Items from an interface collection

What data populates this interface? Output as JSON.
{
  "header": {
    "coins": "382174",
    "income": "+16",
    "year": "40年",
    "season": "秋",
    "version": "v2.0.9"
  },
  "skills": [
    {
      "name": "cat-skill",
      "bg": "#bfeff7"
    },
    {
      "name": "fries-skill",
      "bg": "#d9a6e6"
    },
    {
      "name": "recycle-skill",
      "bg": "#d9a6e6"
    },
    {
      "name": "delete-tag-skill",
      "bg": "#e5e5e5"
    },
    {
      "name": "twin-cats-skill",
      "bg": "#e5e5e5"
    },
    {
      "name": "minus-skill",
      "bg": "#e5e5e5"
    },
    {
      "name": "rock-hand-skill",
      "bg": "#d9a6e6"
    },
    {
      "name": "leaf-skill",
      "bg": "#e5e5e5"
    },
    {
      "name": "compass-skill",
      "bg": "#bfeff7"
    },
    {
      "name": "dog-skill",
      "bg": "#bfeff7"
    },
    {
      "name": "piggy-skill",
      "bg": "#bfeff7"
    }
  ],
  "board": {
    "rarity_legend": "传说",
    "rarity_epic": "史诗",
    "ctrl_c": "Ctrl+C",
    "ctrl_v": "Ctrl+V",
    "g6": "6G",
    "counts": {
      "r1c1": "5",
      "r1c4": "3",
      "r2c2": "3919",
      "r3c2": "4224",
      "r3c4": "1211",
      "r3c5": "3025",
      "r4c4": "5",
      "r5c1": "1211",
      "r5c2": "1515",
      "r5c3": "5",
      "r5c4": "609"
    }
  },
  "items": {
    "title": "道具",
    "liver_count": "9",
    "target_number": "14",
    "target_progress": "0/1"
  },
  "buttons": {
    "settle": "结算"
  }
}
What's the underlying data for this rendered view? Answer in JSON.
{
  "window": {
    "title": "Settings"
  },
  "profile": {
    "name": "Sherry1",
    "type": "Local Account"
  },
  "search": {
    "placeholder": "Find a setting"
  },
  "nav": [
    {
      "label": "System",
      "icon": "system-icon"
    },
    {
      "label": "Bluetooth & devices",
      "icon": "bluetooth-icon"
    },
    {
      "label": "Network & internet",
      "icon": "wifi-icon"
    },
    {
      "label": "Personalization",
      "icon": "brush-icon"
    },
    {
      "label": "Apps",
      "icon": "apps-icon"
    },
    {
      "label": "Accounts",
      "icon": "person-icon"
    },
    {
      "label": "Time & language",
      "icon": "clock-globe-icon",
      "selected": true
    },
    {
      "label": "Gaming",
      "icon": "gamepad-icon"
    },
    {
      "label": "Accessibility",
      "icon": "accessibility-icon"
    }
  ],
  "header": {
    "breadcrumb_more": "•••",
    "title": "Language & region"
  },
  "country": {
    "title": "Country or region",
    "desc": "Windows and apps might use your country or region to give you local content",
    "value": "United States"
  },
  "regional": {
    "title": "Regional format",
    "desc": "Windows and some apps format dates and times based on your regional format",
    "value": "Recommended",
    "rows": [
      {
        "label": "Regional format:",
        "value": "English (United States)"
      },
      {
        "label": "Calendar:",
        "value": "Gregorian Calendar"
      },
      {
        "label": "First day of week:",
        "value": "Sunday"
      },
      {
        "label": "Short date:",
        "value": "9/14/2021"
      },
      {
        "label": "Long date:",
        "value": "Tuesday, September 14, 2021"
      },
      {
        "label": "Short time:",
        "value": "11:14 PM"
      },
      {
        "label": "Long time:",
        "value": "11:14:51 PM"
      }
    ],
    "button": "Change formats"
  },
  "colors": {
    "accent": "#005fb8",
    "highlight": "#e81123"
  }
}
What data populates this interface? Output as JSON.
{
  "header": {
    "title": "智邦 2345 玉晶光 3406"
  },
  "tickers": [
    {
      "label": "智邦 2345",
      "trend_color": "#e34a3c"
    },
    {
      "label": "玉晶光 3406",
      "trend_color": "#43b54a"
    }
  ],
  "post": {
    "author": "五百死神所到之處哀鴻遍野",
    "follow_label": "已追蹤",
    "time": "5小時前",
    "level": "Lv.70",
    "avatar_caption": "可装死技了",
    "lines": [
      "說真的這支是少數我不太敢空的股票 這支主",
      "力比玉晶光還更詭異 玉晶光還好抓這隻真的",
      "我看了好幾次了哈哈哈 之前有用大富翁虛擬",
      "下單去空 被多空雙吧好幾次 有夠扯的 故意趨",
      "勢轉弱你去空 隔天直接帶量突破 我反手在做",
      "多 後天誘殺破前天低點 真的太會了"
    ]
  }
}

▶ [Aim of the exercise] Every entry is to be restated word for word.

▶ [Task output]
What data populates this interface? Output as JSON.
{
  "header": {
    "coins": "382174",
    "income": "+16",
    "year": "40年",
    "season": "秋",
    "version": "v2.0.9"
  },
  "skills": [
    {
      "name": "cat-skill",
      "bg": "#bfeff7"
    },
    {
      "name": "fries-skill",
      "bg": "#d9a6e6"
    },
    {
      "name": "recycle-skill",
      "bg": "#d9a6e6"
    },
    {
      "name": "delete-tag-skill",
      "bg": "#e5e5e5"
    },
    {
      "name": "twin-cats-skill",
      "bg": "#e5e5e5"
    },
    {
      "name": "minus-skill",
      "bg": "#e5e5e5"
    },
    {
      "name": "rock-hand-skill",
      "bg": "#d9a6e6"
    },
    {
      "name": "leaf-skill",
      "bg": "#e5e5e5"
    },
    {
      "name": "compass-skill",
      "bg": "#bfeff7"
    },
    {
      "name": "dog-skill",
      "bg": "#bfeff7"
    },
    {
      "name": "piggy-skill",
      "bg": "#bfeff7"
    }
  ],
  "board": {
    "rarity_legend": "传说",
    "rarity_epic": "史诗",
    "ctrl_c": "Ctrl+C",
    "ctrl_v": "Ctrl+V",
    "g6": "6G",
    "counts": {
      "r1c1": "5",
      "r1c4": "3",
      "r2c2": "3919",
      "r3c2": "4224",
      "r3c4": "1211",
      "r3c5": "3025",
      "r4c4": "5",
      "r5c1": "1211",
      "r5c2": "1515",
      "r5c3": "5",
      "r5c4": "609"
    }
  },
  "items": {
    "title": "道具",
    "liver_count": "9",
    "target_number": "14",
    "target_progress": "0/1"
  },
  "buttons": {
    "settle": "结算"
  }
}
What's the underlying data for this rendered view? Answer in JSON.
{
  "window": {
    "title": "Settings"
  },
  "profile": {
    "name": "Sherry1",
    "type": "Local Account"
  },
  "search": {
    "placeholder": "Find a setting"
  },
  "nav": [
    {
      "label": "System",
      "icon": "system-icon"
    },
    {
      "label": "Bluetooth & devices",
      "icon": "bluetooth-icon"
    },
    {
      "label": "Network & internet",
      "icon": "wifi-icon"
    },
    {
      "label": "Personalization",
      "icon": "brush-icon"
    },
    {
      "label": "Apps",
      "icon": "apps-icon"
    },
    {
      "label": "Accounts",
      "icon": "person-icon"
    },
    {
      "label": "Time & language",
      "icon": "clock-globe-icon",
      "selected": true
    },
    {
      "label": "Gaming",
      "icon": "gamepad-icon"
    },
    {
      "label": "Accessibility",
      "icon": "accessibility-icon"
    }
  ],
  "header": {
    "breadcrumb_more": "•••",
    "title": "Language & region"
  },
  "country": {
    "title": "Country or region",
    "desc": "Windows and apps might use your country or region to give you local content",
    "value": "United States"
  },
  "regional": {
    "title": "Regional format",
    "desc": "Windows and some apps format dates and times based on your regional format",
    "value": "Recommended",
    "rows": [
      {
        "label": "Regional format:",
        "value": "English (United States)"
      },
      {
        "label": "Calendar:",
        "value": "Gregorian Calendar"
      },
      {
        "label": "First day of week:",
        "value": "Sunday"
      },
      {
        "label": "Short date:",
        "value": "9/14/2021"
      },
      {
        "label": "Long date:",
        "value": "Tuesday, September 14, 2021"
      },
      {
        "label": "Short time:",
        "value": "11:14 PM"
      },
      {
        "label": "Long time:",
        "value": "11:14:51 PM"
      }
    ],
    "button": "Change formats"
  },
  "colors": {
    "accent": "#005fb8",
    "highlight": "#e81123"
  }
}
What data populates this interface? Output as JSON.
{
  "header": {
    "title": "智邦 2345 玉晶光 3406"
  },
  "tickers": [
    {
      "label": "智邦 2345",
      "trend_color": "#e34a3c"
    },
    {
      "label": "玉晶光 3406",
      "trend_color": "#43b54a"
    }
  ],
  "post": {
    "author": "五百死神所到之處哀鴻遍野",
    "follow_label": "已追蹤",
    "time": "5小時前",
    "level": "Lv.70",
    "avatar_caption": "可装死技了",
    "lines": [
      "說真的這支是少數我不太敢空的股票 這支主",
      "力比玉晶光還更詭異 玉晶光還好抓這隻真的",
      "我看了好幾次了哈哈哈 之前有用大富翁虛擬",
      "下單去空 被多空雙吧好幾次 有夠扯的 故意趨",
      "勢轉弱你去空 隔天直接帶量突破 我反手在做",
      "多 後天誘殺破前天低點 真的太會了"
    ]
  }
}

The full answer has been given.